In 1923, MacLeish turned his back on a law career and moved his family from the United States to Paris to seek out a career as a poet and writer. Paris in the 1920s was the choice du jour for American expatriate writers collectively known as the Lost Generation. MacLeish, alongside writers like Kay Boyle, Ezra Pound, and Ernest Hemingway, would make his mark on the history of literature at the vanguard of this movement, which is now known as modernism. In four years, MacLeish published four books of poetry, after which he brought his family back to America. He won the Pulitzer Prize in 1932 for his epic poem Conquistador, which traced the route of Cortez' army through Mexico, a route he took himself as research for the work.
In 1930 MacLeish became an editor at Fortune magazine, and grew increasingly political during this period. He was granted a series of offices and stations in these years to promote patriotism during and after WWII, including director of the War Department’s Office of Facts and Figures, assistant director of the Office of War Information, Assistant Secretary of State for cultural affairs, and member of the governing body of UNESCO. MacLeish was also appointed Librarian of Congress by Franklin Roosevelt, during which he promoted poetry events and improved the organization of the library's offices.
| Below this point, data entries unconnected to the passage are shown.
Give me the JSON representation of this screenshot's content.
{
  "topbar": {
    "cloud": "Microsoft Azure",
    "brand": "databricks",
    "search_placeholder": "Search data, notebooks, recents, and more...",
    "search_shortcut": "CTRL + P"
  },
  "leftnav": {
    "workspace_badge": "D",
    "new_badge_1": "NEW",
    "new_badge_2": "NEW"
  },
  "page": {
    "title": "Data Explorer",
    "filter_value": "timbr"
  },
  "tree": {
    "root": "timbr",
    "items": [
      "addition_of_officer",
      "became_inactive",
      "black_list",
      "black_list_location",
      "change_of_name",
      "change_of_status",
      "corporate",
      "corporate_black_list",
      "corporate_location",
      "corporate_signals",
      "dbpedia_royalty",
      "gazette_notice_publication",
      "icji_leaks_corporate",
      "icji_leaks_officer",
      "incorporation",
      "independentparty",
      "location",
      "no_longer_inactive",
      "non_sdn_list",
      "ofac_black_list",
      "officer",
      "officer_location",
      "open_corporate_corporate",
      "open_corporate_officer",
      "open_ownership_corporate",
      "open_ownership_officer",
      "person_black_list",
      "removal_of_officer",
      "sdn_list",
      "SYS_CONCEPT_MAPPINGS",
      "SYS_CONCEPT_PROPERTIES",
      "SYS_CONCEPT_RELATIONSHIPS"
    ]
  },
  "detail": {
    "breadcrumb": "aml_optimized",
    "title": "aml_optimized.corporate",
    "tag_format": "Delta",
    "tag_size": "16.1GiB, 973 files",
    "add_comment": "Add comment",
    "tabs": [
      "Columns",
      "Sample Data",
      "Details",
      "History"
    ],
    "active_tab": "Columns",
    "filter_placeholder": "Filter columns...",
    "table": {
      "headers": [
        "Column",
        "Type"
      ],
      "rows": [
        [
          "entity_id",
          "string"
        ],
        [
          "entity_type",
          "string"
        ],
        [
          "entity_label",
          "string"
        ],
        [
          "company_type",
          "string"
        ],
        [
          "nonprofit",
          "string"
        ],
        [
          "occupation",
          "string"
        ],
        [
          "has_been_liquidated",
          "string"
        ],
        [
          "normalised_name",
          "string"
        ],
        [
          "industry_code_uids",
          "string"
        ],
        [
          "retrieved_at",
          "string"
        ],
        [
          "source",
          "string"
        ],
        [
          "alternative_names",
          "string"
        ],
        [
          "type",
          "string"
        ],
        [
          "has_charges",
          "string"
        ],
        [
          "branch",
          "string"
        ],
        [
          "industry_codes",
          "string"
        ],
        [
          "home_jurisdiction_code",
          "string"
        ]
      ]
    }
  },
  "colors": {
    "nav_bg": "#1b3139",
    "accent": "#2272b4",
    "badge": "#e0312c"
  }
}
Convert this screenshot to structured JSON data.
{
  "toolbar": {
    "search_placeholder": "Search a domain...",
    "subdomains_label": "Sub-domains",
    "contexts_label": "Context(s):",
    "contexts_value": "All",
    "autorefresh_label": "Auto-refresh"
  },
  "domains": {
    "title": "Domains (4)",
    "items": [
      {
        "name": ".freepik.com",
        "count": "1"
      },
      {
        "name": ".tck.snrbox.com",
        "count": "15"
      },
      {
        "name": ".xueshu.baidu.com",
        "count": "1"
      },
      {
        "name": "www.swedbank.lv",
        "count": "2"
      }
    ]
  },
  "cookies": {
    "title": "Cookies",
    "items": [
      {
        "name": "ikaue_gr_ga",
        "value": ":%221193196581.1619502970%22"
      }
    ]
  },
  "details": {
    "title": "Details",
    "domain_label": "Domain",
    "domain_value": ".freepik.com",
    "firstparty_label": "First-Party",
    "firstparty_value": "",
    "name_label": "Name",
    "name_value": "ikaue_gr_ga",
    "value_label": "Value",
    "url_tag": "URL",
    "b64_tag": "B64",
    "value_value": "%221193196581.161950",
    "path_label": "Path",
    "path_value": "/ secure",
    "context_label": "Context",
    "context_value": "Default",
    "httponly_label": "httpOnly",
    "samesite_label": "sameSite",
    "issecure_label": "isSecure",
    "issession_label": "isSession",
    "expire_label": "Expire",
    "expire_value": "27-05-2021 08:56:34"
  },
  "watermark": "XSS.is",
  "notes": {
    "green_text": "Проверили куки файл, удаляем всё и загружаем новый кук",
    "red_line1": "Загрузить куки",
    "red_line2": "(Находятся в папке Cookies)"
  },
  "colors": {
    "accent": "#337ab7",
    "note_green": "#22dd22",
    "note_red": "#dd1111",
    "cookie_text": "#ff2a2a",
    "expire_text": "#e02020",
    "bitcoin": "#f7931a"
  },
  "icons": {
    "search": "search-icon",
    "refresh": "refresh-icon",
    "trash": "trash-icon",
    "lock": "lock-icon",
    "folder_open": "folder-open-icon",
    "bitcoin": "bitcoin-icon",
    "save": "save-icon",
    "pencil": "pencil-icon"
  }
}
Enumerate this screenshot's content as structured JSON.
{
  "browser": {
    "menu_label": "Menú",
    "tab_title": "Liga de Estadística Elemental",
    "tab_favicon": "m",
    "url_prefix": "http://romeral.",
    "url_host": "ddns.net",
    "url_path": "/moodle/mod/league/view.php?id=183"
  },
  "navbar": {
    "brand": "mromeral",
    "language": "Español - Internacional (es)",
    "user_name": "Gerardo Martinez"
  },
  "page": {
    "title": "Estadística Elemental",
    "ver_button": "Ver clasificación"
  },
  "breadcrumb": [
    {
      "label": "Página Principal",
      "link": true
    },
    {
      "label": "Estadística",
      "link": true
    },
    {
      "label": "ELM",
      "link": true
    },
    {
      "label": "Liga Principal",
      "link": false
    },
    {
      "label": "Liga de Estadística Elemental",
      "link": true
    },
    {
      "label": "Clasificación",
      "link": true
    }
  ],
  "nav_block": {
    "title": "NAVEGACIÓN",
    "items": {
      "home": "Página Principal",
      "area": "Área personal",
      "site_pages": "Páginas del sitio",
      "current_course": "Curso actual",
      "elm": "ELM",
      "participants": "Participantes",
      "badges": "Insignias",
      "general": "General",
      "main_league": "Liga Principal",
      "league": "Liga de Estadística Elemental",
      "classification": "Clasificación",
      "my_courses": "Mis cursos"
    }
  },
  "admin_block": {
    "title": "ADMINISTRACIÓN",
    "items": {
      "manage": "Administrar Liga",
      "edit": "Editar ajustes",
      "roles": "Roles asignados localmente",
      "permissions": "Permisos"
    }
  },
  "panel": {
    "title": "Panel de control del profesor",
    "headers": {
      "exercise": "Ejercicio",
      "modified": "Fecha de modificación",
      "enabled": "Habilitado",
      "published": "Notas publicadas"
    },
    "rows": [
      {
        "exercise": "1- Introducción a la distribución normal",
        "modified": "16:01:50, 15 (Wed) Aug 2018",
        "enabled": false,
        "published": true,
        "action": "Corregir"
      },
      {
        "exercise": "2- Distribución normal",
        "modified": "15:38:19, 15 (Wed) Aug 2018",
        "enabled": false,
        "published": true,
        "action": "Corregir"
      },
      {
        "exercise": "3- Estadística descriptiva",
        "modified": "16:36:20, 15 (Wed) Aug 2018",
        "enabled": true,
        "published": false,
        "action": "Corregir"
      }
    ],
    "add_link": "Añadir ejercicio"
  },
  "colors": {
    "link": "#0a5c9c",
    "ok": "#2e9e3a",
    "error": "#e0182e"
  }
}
In 1946 MacLeish was appointed The Chancellor of the Academy of American Poets, and in 1949 he taught at Harvard. During this time, and during his later years of lecturing at Amherst, MacLeish wrote poetry, plays, films and literary criticism. He won two more Pulitzer Prizes (one for a collection of poetry, and one for his play J.B.). During his lifetime MacLeish also won a National Book Award, a Bollingen Prize, and an Academy Award for his screenplay about Eleanor Roosevelt.
MacLeish died in Boston in 1982, after about 15 years away from the public eye.